Cryptography is at the core of information security, and many people in the industry are concerned about the potential disruptive impacts of decryption with the onset of quantum computing.
Cryptomathic has this in-depth look at the topic:
Many important aspects of IT security rely on encryption and public key cryptography, which are essential for e-commerce and protecting secret electronic information.
These techniques are based in turn on mathematical algorithms that are very difficult to “break”. Modern algorithms with suitable key lengths (e.g. AES-128, RSA-2048, ECDSA-256, etc.) are not susceptible to brute force attack – even with massive amounts of computing power, they would take centuries or, in some cases, even longer than the lifetime of the universe to break.
However, it is possible to create unique algorithms for quantum computers (e.g. “Shor’s algorithm”) that dramatically reduce the time it takes to break these algorithms.
Symmetric algorithms used for encryption, like AES, are still thought to be safe (with sufficient key length – e.g. AES-256 or larger); however, current asymmetric algorithms like RSA and ECDSA will be rendered essentially useless once quantum computers reach a certain scale.
This will break nearly every practical application of cryptography in use today, making e-commerce and many other digital applications that we rely on in our daily lives totally insecure.
Should I worry?
Probably not - it is a global problem, and there are many people working on this. But that doesn’t mean you should ignore it. Keep an eye on the progress of quantum computing, the development of quantum-resistant algorithms, and the creation of new standards; ensure your applications and infrastructure are upgradeable; make a plan, and be ready to migrate at the right time.
However, note that much encrypted information that is around today, or over the coming years, will probably be susceptible to decryption one day in the future once quantum computers are generally available—all an attacker needs to do is capture the encrypted data today, including the initial key exchange handshake, then wait until they have a quantum computer power enough to break it within a reasonable amount of computing time.
This is primarily a problem for governments, who have large amounts of secret data with a long “intelligence life”— i.e. it needs to be kept secret for 25 years or more for national security reasons.
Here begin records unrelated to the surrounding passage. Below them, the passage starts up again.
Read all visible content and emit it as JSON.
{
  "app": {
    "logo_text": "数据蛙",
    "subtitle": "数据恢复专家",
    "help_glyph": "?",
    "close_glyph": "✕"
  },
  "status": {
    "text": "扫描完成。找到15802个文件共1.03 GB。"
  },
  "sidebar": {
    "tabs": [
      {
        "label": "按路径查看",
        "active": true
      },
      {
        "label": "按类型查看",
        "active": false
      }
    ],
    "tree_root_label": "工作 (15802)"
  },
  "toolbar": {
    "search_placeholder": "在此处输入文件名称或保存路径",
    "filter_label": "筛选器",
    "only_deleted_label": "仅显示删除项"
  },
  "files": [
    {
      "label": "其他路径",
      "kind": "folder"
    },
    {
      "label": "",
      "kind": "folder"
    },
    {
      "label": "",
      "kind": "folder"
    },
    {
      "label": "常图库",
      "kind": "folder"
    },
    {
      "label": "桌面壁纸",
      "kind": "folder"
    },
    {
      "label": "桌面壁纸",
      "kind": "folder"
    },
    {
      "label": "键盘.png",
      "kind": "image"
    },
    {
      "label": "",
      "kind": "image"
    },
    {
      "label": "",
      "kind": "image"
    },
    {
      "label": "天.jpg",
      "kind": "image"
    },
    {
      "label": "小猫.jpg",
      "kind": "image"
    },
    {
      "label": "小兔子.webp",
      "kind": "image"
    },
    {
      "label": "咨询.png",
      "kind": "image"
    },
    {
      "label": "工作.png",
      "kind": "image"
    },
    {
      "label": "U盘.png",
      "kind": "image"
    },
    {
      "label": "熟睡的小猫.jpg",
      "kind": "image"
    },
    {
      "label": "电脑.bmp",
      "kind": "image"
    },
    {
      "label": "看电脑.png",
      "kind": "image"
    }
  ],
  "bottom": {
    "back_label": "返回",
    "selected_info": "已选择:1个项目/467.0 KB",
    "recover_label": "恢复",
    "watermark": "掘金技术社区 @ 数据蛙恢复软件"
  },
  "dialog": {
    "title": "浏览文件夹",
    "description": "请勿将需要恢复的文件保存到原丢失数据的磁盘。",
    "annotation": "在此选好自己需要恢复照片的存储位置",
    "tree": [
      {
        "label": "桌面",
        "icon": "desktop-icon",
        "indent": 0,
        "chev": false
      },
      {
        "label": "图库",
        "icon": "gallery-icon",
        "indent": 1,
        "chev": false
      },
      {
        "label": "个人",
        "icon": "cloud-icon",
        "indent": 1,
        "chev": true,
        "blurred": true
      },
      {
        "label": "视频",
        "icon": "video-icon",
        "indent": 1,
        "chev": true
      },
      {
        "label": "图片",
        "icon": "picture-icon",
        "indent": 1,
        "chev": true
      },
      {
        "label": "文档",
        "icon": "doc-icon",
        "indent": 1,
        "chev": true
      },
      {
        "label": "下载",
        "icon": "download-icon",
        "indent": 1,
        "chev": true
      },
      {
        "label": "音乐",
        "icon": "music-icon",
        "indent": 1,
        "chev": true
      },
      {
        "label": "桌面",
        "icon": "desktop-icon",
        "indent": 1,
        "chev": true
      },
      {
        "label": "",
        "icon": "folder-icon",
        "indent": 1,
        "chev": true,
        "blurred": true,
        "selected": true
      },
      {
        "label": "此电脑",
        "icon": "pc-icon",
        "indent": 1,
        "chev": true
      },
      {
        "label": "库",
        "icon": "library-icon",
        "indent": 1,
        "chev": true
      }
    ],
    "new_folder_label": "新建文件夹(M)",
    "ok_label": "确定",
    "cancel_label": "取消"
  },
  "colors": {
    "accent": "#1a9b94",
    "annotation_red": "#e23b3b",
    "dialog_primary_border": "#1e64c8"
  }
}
This is why governments are at the forefront of the research effort—both to develop quantum computing for offensive cyber operations, and to develop quantum-resistant algorithms for defensive purposes. They may even have clandestine research efforts that are ahead of the academic world, as there is a significant military advantage to be had.
Commercial organizations with sensitive data that they wish to protect in the long term and that are attractive targets for hackers should look to use symmetric algorithms with long key lengths (e.g. AES-256 rather than AES-128 or 3DES) as soon as possible and, where Diffie-Hellman is used to negotiate symmetric keys, use perfect forward secrecy techniques to minimize the amount of data protected under each key.